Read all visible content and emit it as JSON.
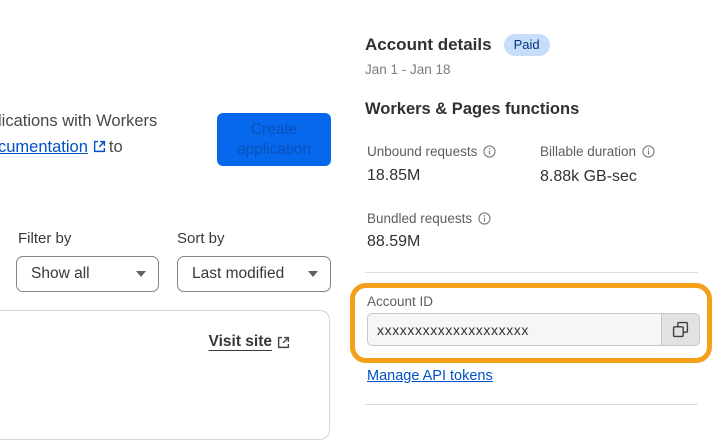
{
  "left_panel": {
    "intro_line1": "lications with Workers",
    "intro_link_text": "cumentation",
    "intro_after_link": "to",
    "create_button_label": "Create application",
    "filter": {
      "label": "Filter by",
      "selected": "Show all"
    },
    "sort": {
      "label": "Sort by",
      "selected": "Last modified"
    },
    "visit_site_label": "Visit site"
  },
  "account_panel": {
    "title": "Account details",
    "plan_badge": "Paid",
    "date_range": "Jan 1 - Jan 18",
    "section_title": "Workers & Pages functions",
    "stats": [
      {
        "label": "Unbound requests",
        "value": "18.85M"
      },
      {
        "label": "Billable duration",
        "value": "8.88k GB-sec"
      },
      {
        "label": "Bundled requests",
        "value": "88.59M"
      }
    ],
    "account_id": {
      "label": "Account ID",
      "value": "xxxxxxxxxxxxxxxxxxxx"
    },
    "manage_tokens_label": "Manage API tokens"
  },
  "colors": {
    "accent_blue": "#0669ed",
    "link_blue": "#0051c3",
    "badge_bg": "#c8ddfa",
    "badge_text": "#003681",
    "highlight_orange": "#f5a01b"
  }
}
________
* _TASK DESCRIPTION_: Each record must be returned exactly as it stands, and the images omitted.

* _WORKED SOLUTION_:
Read all visible content and emit it as JSON.
{
  "left_panel": {
    "intro_line1": "lications with Workers",
    "intro_link_text": "cumentation",
    "intro_after_link": "to",
    "create_button_label": "Create application",
    "filter": {
      "label": "Filter by",
      "selected": "Show all"
    },
    "sort": {
      "label": "Sort by",
      "selected": "Last modified"
    },
    "visit_site_label": "Visit site"
  },
  "account_panel": {
    "title": "Account details",
    "plan_badge": "Paid",
    "date_range": "Jan 1 - Jan 18",
    "section_title": "Workers & Pages functions",
    "stats": [
      {
        "label": "Unbound requests",
        "value": "18.85M"
      },
      {
        "label": "Billable duration",
        "value": "8.88k GB-sec"
      },
      {
        "label": "Bundled requests",
        "value": "88.59M"
      }
    ],
    "account_id": {
      "label": "Account ID",
      "value": "xxxxxxxxxxxxxxxxxxxx"
    },
    "manage_tokens_label": "Manage API tokens"
  },
  "colors": {
    "accent_blue": "#0669ed",
    "link_blue": "#0051c3",
    "badge_bg": "#c8ddfa",
    "badge_text": "#003681",
    "highlight_orange": "#f5a01b"
  }
}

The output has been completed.